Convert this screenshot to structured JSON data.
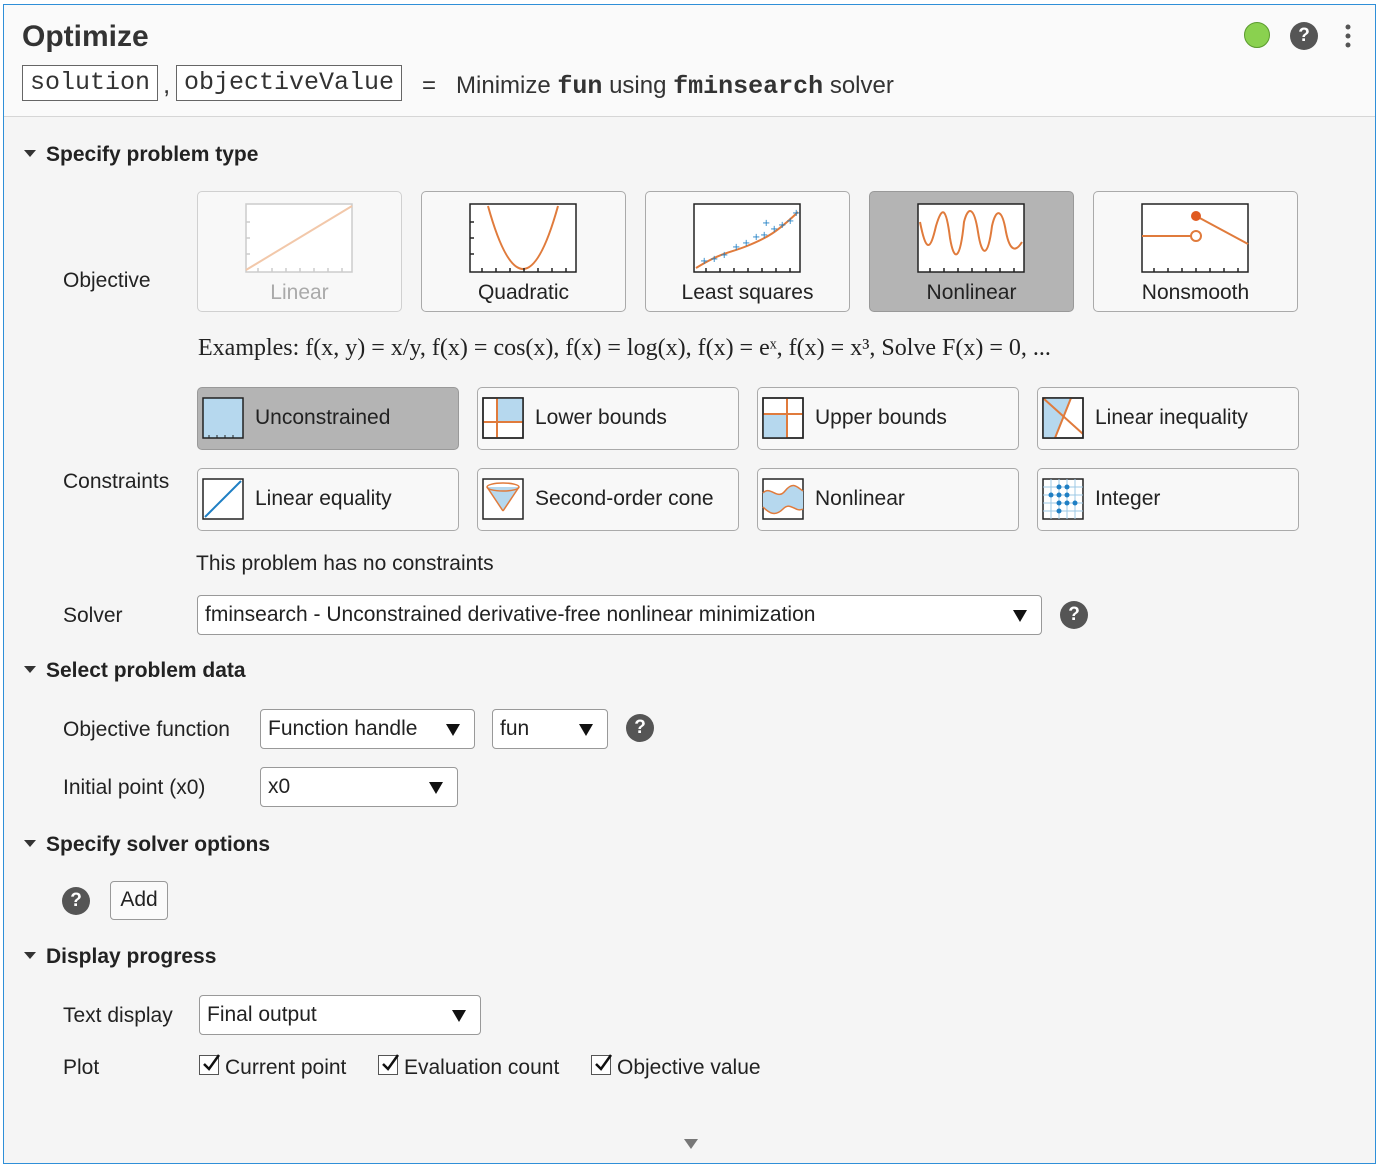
{
  "header": {
    "title": "Optimize",
    "outputs": [
      "solution",
      "objectiveValue"
    ],
    "comma": ",",
    "equals": "=",
    "minimize_text": "Minimize",
    "fun_name": "fun",
    "using_text": "using",
    "solver_name": "fminsearch",
    "solver_suffix": "solver",
    "status_color": "#8ad14f",
    "help_glyph": "?"
  },
  "problem_type": {
    "section_title": "Specify problem type",
    "objective_label": "Objective",
    "objectives": [
      {
        "label": "Linear",
        "icon": "linear-plot-icon",
        "state": "disabled"
      },
      {
        "label": "Quadratic",
        "icon": "quadratic-plot-icon",
        "state": "normal"
      },
      {
        "label": "Least squares",
        "icon": "least-squares-plot-icon",
        "state": "normal"
      },
      {
        "label": "Nonlinear",
        "icon": "nonlinear-plot-icon",
        "state": "selected"
      },
      {
        "label": "Nonsmooth",
        "icon": "nonsmooth-plot-icon",
        "state": "normal"
      }
    ],
    "examples_text": "Examples: f(x, y) = x/y, f(x) = cos(x), f(x) = log(x), f(x) = eˣ, f(x) = x³, Solve F(x) = 0, ...",
    "constraints_label": "Constraints",
    "constraints": [
      {
        "label": "Unconstrained",
        "icon": "unconstrained-icon",
        "state": "selected"
      },
      {
        "label": "Lower bounds",
        "icon": "lower-bounds-icon",
        "state": "normal"
      },
      {
        "label": "Upper bounds",
        "icon": "upper-bounds-icon",
        "state": "normal"
      },
      {
        "label": "Linear inequality",
        "icon": "linear-inequality-icon",
        "state": "normal"
      },
      {
        "label": "Linear equality",
        "icon": "linear-equality-icon",
        "state": "normal"
      },
      {
        "label": "Second-order cone",
        "icon": "second-order-cone-icon",
        "state": "normal"
      },
      {
        "label": "Nonlinear",
        "icon": "nonlinear-constraint-icon",
        "state": "normal"
      },
      {
        "label": "Integer",
        "icon": "integer-icon",
        "state": "normal"
      }
    ],
    "constraint_note": "This problem has no constraints",
    "solver_label": "Solver",
    "solver_value": "fminsearch - Unconstrained derivative-free nonlinear minimization"
  },
  "problem_data": {
    "section_title": "Select problem data",
    "objective_function_label": "Objective function",
    "objective_type_value": "Function handle",
    "objective_name_value": "fun",
    "initial_point_label": "Initial point (x0)",
    "initial_point_value": "x0"
  },
  "solver_options": {
    "section_title": "Specify solver options",
    "add_label": "Add"
  },
  "display_progress": {
    "section_title": "Display progress",
    "text_display_label": "Text display",
    "text_display_value": "Final output",
    "plot_label": "Plot",
    "plots": [
      {
        "label": "Current point",
        "checked": true
      },
      {
        "label": "Evaluation count",
        "checked": true
      },
      {
        "label": "Objective value",
        "checked": true
      }
    ]
  },
  "colors": {
    "accent_border": "#2f8fd8",
    "plot_line": "#e07b3c",
    "plot_marker": "#1f7fc4",
    "region_fill": "#b6d8ee",
    "selected_bg": "#b4b4b4"
  }
}
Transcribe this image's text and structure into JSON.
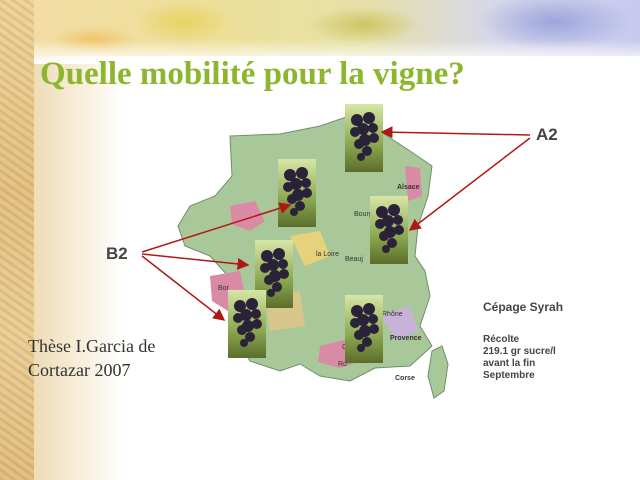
{
  "slide": {
    "title": "Quelle mobilité pour la vigne?",
    "label_a2": "A2",
    "label_b2": "B2",
    "variety": "Cépage Syrah",
    "harvest_lines": [
      "Récolte",
      "219.1 gr sucre/l",
      "avant la fin",
      "Septembre"
    ],
    "credit_lines": [
      "Thèse I.Garcia de",
      "Cortazar 2007"
    ]
  },
  "map": {
    "region_labels": [
      "Alsace",
      "Bourg",
      "la Loire",
      "Beauj",
      "Bor",
      "Côtes",
      "Rhône",
      "Provence",
      "Ro",
      "Corse"
    ]
  },
  "colors": {
    "title": "#8db62f",
    "arrow": "#b01818",
    "map_green": "#a9c89a",
    "map_pink": "#d98aa5"
  }
}
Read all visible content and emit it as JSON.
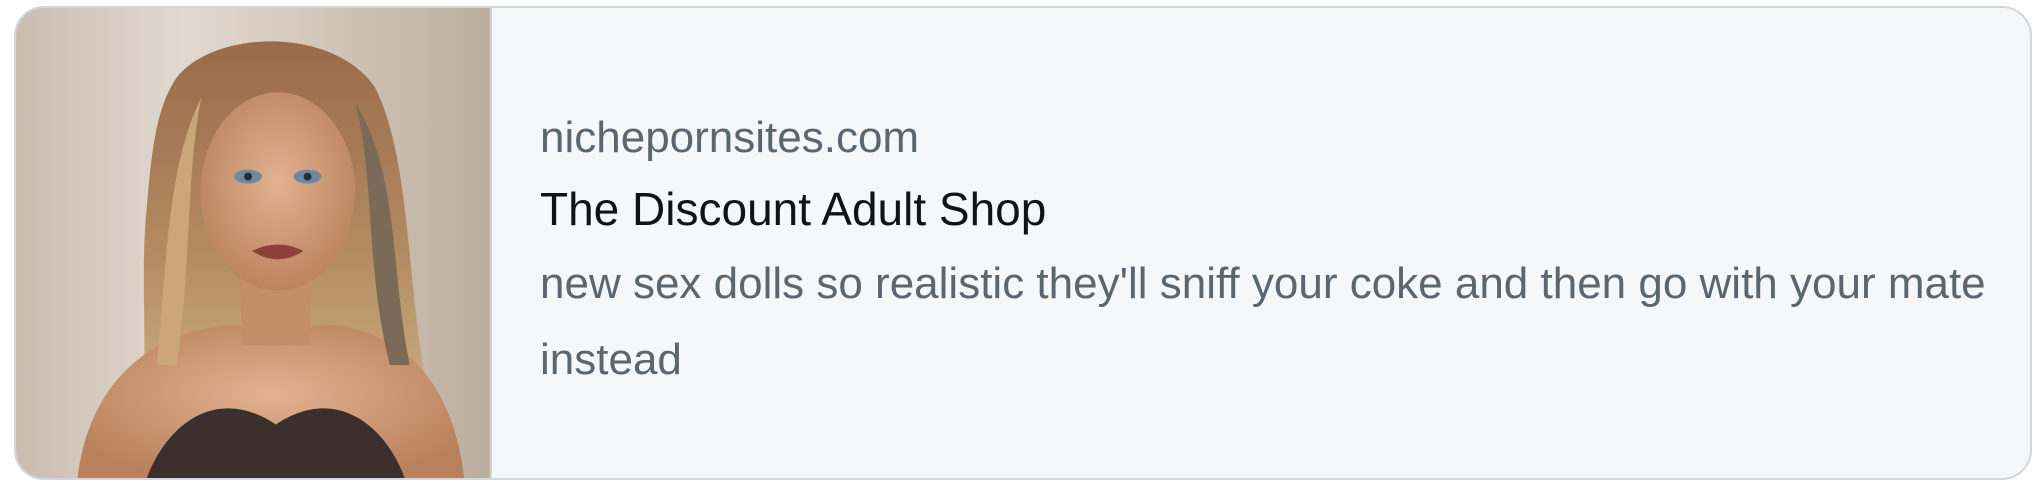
{
  "card": {
    "domain": "nichepornsites.com",
    "title": "The Discount Adult Shop",
    "description": "new sex dolls so realistic they'll sniff your coke and then go with your mate instead"
  },
  "colors": {
    "card_background": "#f6f7f9",
    "border": "#d3d7db",
    "domain_text": "#5b6670",
    "title_text": "#0f1419",
    "description_text": "#5b6670"
  }
}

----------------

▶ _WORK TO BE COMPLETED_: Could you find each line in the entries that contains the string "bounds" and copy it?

▶ _RESPONSE BOX_:
        "label": "Lower bounds",
        "icon": "lower-bounds-icon",
        "label": "Upper bounds",
        "icon": "upper-bounds-icon",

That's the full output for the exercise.